Señora Antonieta originally started her business using cheap plastic machines from an unknown source but, through the micro-credit provided by FIDESMA, she was able to get an older model heavy-duty machine from them. It could sew through thicker layers of more expensive cloth. This advantage enabled her to create the much coveted wedding dresses seen in high-end bridal magazines and the very necessary lovely gowns for young women’s “sweet 15” parties. Yes, 15 not 16. The age may differ, but the idea is the same. Señora Antonieta does rely on yardage from overseas for the more intricate orders, but she is often able to make use of fabric made in Guatemala. And these knock offs don’t compete with the real thing because the stores that sell these types of dresses are nowhere near these ladies or their customers. It’s fair competition for a fair price. Imagine being able to own something exactly like the design you saw in Vogue or Cosmopolitan for the equivalent of $500? No, it’s not cheap, but much cheaper than the real thing, available locally, and excellent quality.

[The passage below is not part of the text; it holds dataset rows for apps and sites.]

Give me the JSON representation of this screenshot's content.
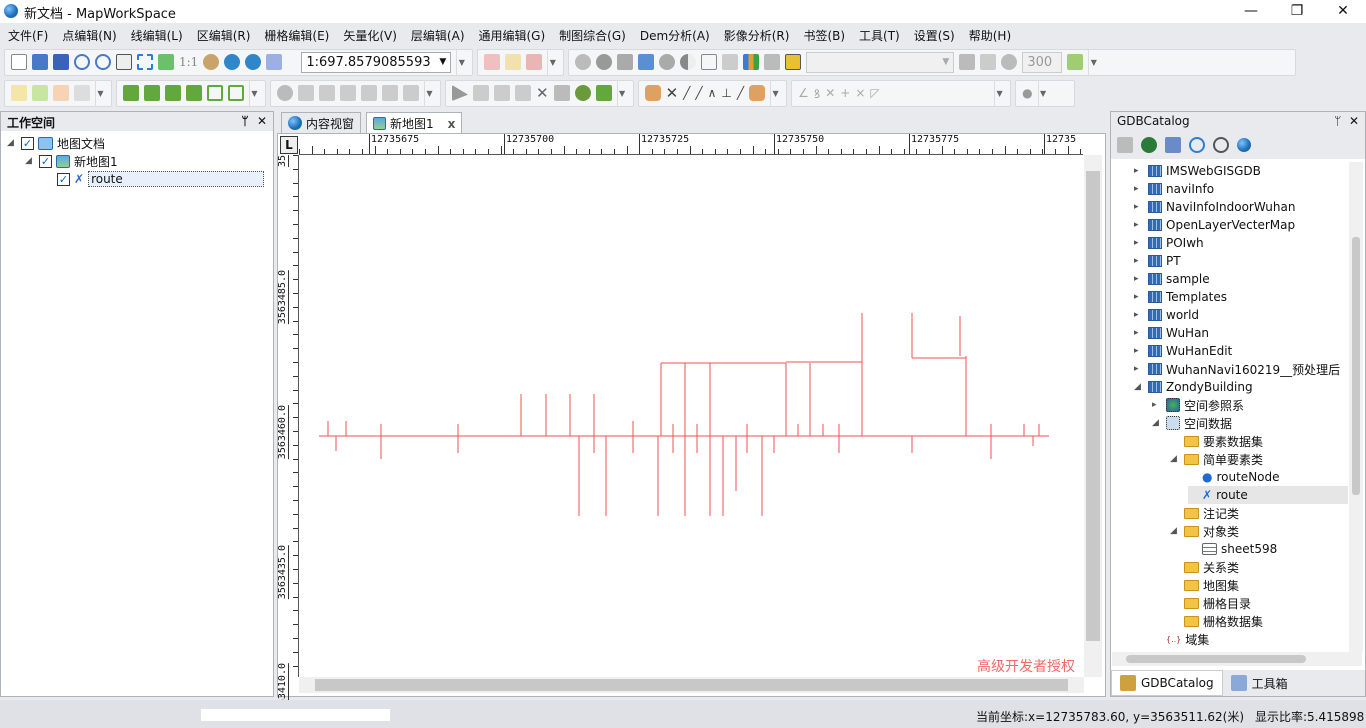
{
  "window": {
    "title": "新文档 - MapWorkSpace",
    "min": "—",
    "max": "❐",
    "close": "✕"
  },
  "menu": [
    "文件(F)",
    "点编辑(N)",
    "线编辑(L)",
    "区编辑(R)",
    "栅格编辑(E)",
    "矢量化(V)",
    "层编辑(A)",
    "通用编辑(G)",
    "制图综合(G)",
    "Dem分析(A)",
    "影像分析(R)",
    "书签(B)",
    "工具(T)",
    "设置(S)",
    "帮助(H)"
  ],
  "toolbar": {
    "scale_value": "1:697.8579085593",
    "one_to_one": "1:1",
    "dpi_value": "300",
    "layer_combo": ""
  },
  "workspace": {
    "title": "工作空间",
    "pin": "ᛘ",
    "close": "✕",
    "tree": [
      {
        "label": "地图文档",
        "level": 0
      },
      {
        "label": "新地图1",
        "level": 1
      },
      {
        "label": "route",
        "level": 2
      }
    ]
  },
  "tabs": [
    {
      "label": "内容视窗"
    },
    {
      "label": "新地图1",
      "close": "x"
    }
  ],
  "ruler": {
    "corner": "L",
    "x_labels": [
      "12735675",
      "12735700",
      "12735725",
      "12735750",
      "12735775",
      "12735"
    ],
    "y_labels": [
      "35",
      "3563485.0",
      "3563460.0",
      "3563435.0",
      "3563410.0"
    ]
  },
  "map": {
    "line_color": "#f05050",
    "watermark": "高级开发者授权"
  },
  "catalog": {
    "title": "GDBCatalog",
    "pin": "ᛘ",
    "close": "✕",
    "items": [
      {
        "label": "IMSWebGISGDB",
        "level": 0,
        "icon": "database-icon",
        "exp": "▸"
      },
      {
        "label": "naviInfo",
        "level": 0,
        "icon": "database-icon",
        "exp": "▸"
      },
      {
        "label": "NaviInfoIndoorWuhan",
        "level": 0,
        "icon": "database-icon",
        "exp": "▸"
      },
      {
        "label": "OpenLayerVecterMap",
        "level": 0,
        "icon": "database-icon",
        "exp": "▸"
      },
      {
        "label": "POIwh",
        "level": 0,
        "icon": "database-icon",
        "exp": "▸"
      },
      {
        "label": "PT",
        "level": 0,
        "icon": "database-icon",
        "exp": "▸"
      },
      {
        "label": "sample",
        "level": 0,
        "icon": "database-icon",
        "exp": "▸"
      },
      {
        "label": "Templates",
        "level": 0,
        "icon": "database-icon",
        "exp": "▸"
      },
      {
        "label": "world",
        "level": 0,
        "icon": "database-icon",
        "exp": "▸"
      },
      {
        "label": "WuHan",
        "level": 0,
        "icon": "database-icon",
        "exp": "▸"
      },
      {
        "label": "WuHanEdit",
        "level": 0,
        "icon": "database-icon",
        "exp": "▸"
      },
      {
        "label": "WuhanNavi160219__预处理后",
        "level": 0,
        "icon": "database-icon",
        "exp": "▸"
      },
      {
        "label": "ZondyBuilding",
        "level": 0,
        "icon": "database-icon",
        "exp": "◢"
      },
      {
        "label": "空间参照系",
        "level": 1,
        "icon": "spatial-reference-icon",
        "exp": "▸"
      },
      {
        "label": "空间数据",
        "level": 1,
        "icon": "spatial-data-icon",
        "exp": "◢"
      },
      {
        "label": "要素数据集",
        "level": 2,
        "icon": "folder-icon",
        "exp": ""
      },
      {
        "label": "简单要素类",
        "level": 2,
        "icon": "folder-icon",
        "exp": "◢"
      },
      {
        "label": "routeNode",
        "level": 3,
        "icon": "point-class-icon",
        "exp": ""
      },
      {
        "label": "route",
        "level": 3,
        "icon": "line-class-icon",
        "exp": "",
        "selected": true
      },
      {
        "label": "注记类",
        "level": 2,
        "icon": "folder-icon",
        "exp": ""
      },
      {
        "label": "对象类",
        "level": 2,
        "icon": "folder-icon",
        "exp": "◢"
      },
      {
        "label": "sheet598",
        "level": 3,
        "icon": "table-icon",
        "exp": ""
      },
      {
        "label": "关系类",
        "level": 2,
        "icon": "folder-icon",
        "exp": ""
      },
      {
        "label": "地图集",
        "level": 2,
        "icon": "folder-icon",
        "exp": ""
      },
      {
        "label": "栅格目录",
        "level": 2,
        "icon": "folder-icon",
        "exp": ""
      },
      {
        "label": "栅格数据集",
        "level": 2,
        "icon": "folder-icon",
        "exp": ""
      },
      {
        "label": "域集",
        "level": 1,
        "icon": "domain-icon",
        "exp": ""
      }
    ],
    "bottom_tabs": [
      {
        "label": "GDBCatalog"
      },
      {
        "label": "工具箱"
      }
    ]
  },
  "status": {
    "coords": "当前坐标:x=12735783.60, y=3563511.62(米)",
    "ratio": "显示比率:5.415898"
  }
}
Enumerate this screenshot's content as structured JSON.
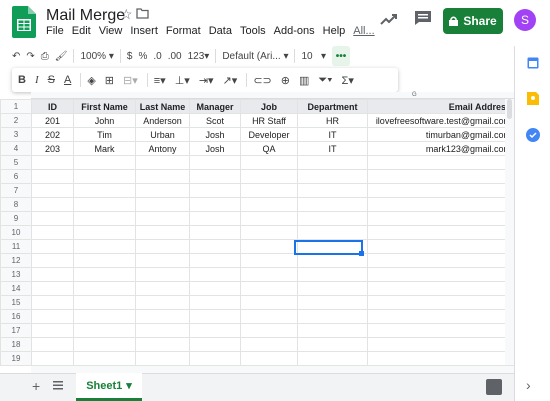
{
  "doc": {
    "title": "Mail Merge"
  },
  "menu": [
    "File",
    "Edit",
    "View",
    "Insert",
    "Format",
    "Data",
    "Tools",
    "Add-ons",
    "Help",
    "All..."
  ],
  "share": {
    "label": "Share"
  },
  "user": {
    "initial": "S"
  },
  "toolbar": {
    "zoom": "100%",
    "currency": "$",
    "percent": "%",
    "dec_less": ".0",
    "dec_more": ".00",
    "format_more": "123",
    "font": "Default (Ari...",
    "font_size": "10",
    "more": "•••"
  },
  "toolbar2": {
    "bold": "B",
    "italic": "I",
    "strike": "S",
    "textcolor": "A"
  },
  "grid": {
    "col_g_letter": "G",
    "headers": [
      "ID",
      "First Name",
      "Last Name",
      "Manager",
      "Job",
      "Department",
      "Email Address"
    ],
    "rows": [
      [
        "201",
        "John",
        "Anderson",
        "Scot",
        "HR Staff",
        "HR",
        "ilovefreesoftware.test@gmail.com"
      ],
      [
        "202",
        "Tim",
        "Urban",
        "Josh",
        "Developer",
        "IT",
        "timurban@gmail.com"
      ],
      [
        "203",
        "Mark",
        "Antony",
        "Josh",
        "QA",
        "IT",
        "mark123@gmail.com"
      ]
    ],
    "row_numbers": [
      "1",
      "2",
      "3",
      "4",
      "5",
      "6",
      "7",
      "8",
      "9",
      "10",
      "11",
      "12",
      "13",
      "14",
      "15",
      "16",
      "17",
      "18",
      "19"
    ]
  },
  "sheet_tab": {
    "label": "Sheet1"
  },
  "colors": {
    "green": "#188038",
    "blue": "#1a73e8",
    "avatar": "#a142f4"
  }
}
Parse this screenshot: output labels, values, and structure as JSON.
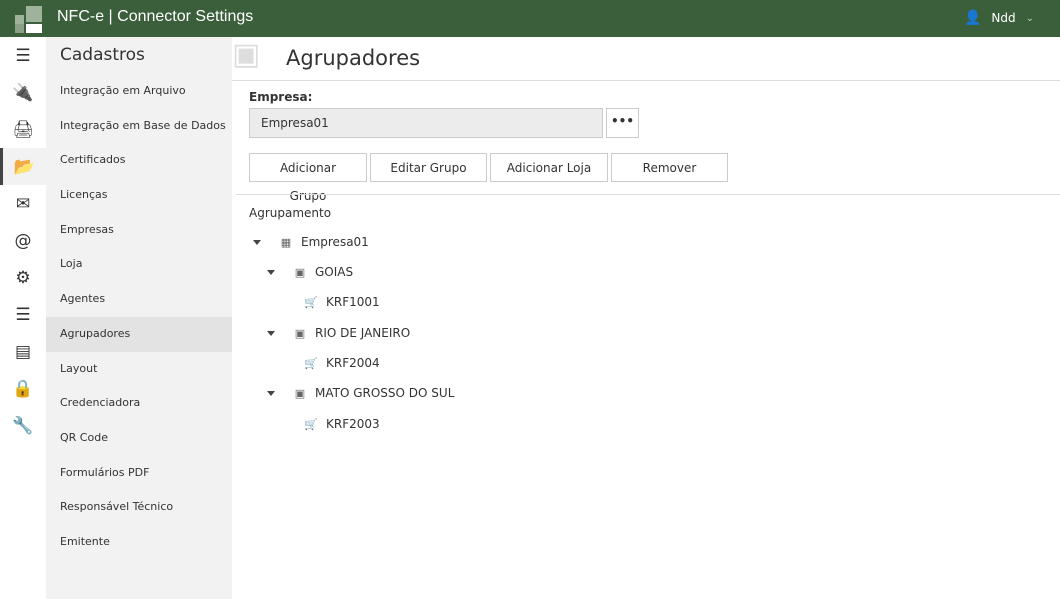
{
  "header": {
    "title": "NFC-e | Connector Settings",
    "user": "Ndd"
  },
  "rail": [
    "menu-icon",
    "plug-icon",
    "print-icon",
    "folder-open-icon",
    "envelope-icon",
    "at-icon",
    "gear-icon",
    "sliders-icon",
    "server-icon",
    "lock-icon",
    "wrench-icon"
  ],
  "menu": {
    "title": "Cadastros",
    "items": [
      "Integração em Arquivo",
      "Integração em Base de Dados",
      "Certificados",
      "Licenças",
      "Empresas",
      "Loja",
      "Agentes",
      "Agrupadores",
      "Layout",
      "Credenciadora",
      "QR Code",
      "Formulários PDF",
      "Responsável Técnico",
      "Emitente"
    ]
  },
  "page": {
    "title": "Agrupadores",
    "empresa_label": "Empresa:",
    "empresa_value": "Empresa01",
    "browse": "•••",
    "buttons": [
      "Adicionar Grupo",
      "Editar Grupo",
      "Adicionar Loja",
      "Remover"
    ],
    "tree_label": "Agrupamento",
    "tree": {
      "root": "Empresa01",
      "groups": [
        {
          "name": "GOIAS",
          "stores": [
            "KRF1001"
          ]
        },
        {
          "name": "RIO DE JANEIRO",
          "stores": [
            "KRF2004"
          ]
        },
        {
          "name": "MATO GROSSO DO SUL",
          "stores": [
            "KRF2003"
          ]
        }
      ]
    }
  }
}
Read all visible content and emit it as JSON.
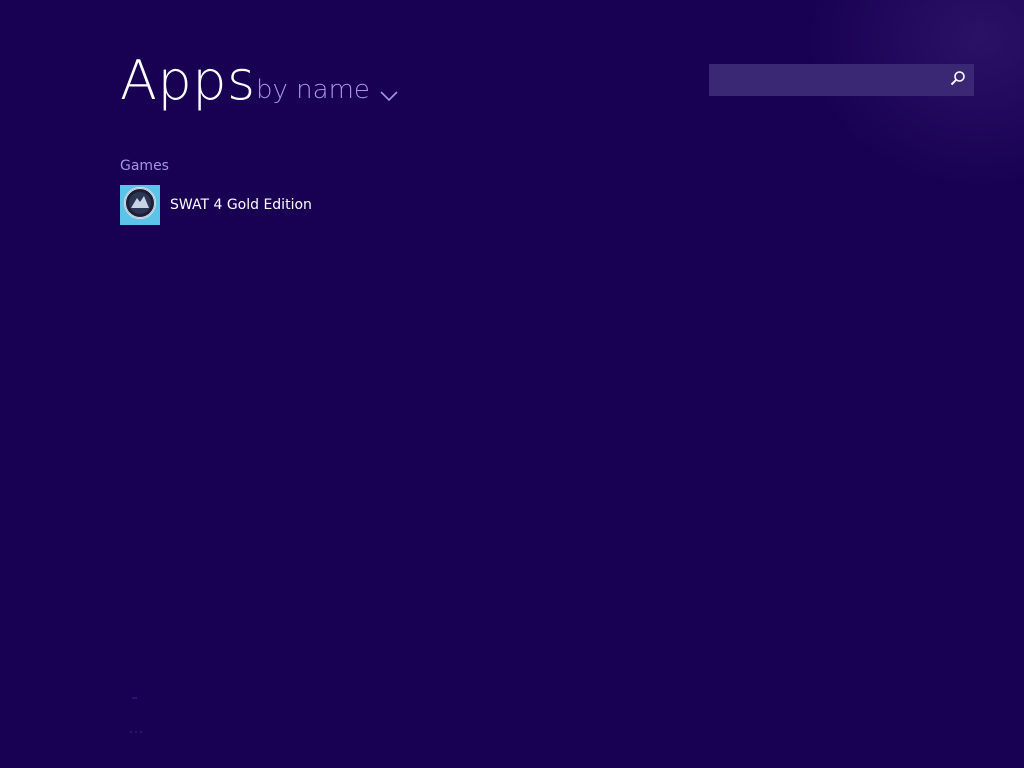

This duo of sisters contributes to the clothing of daily use and to the elegance and beauty of special occasions. They apply wise business practices that can be implemented with little impact on the environment. Local products, personal service, reasonable prices, sustainable practices—all because of P4P’s machines and FIDESMA’s micro credit and determined distribution practices.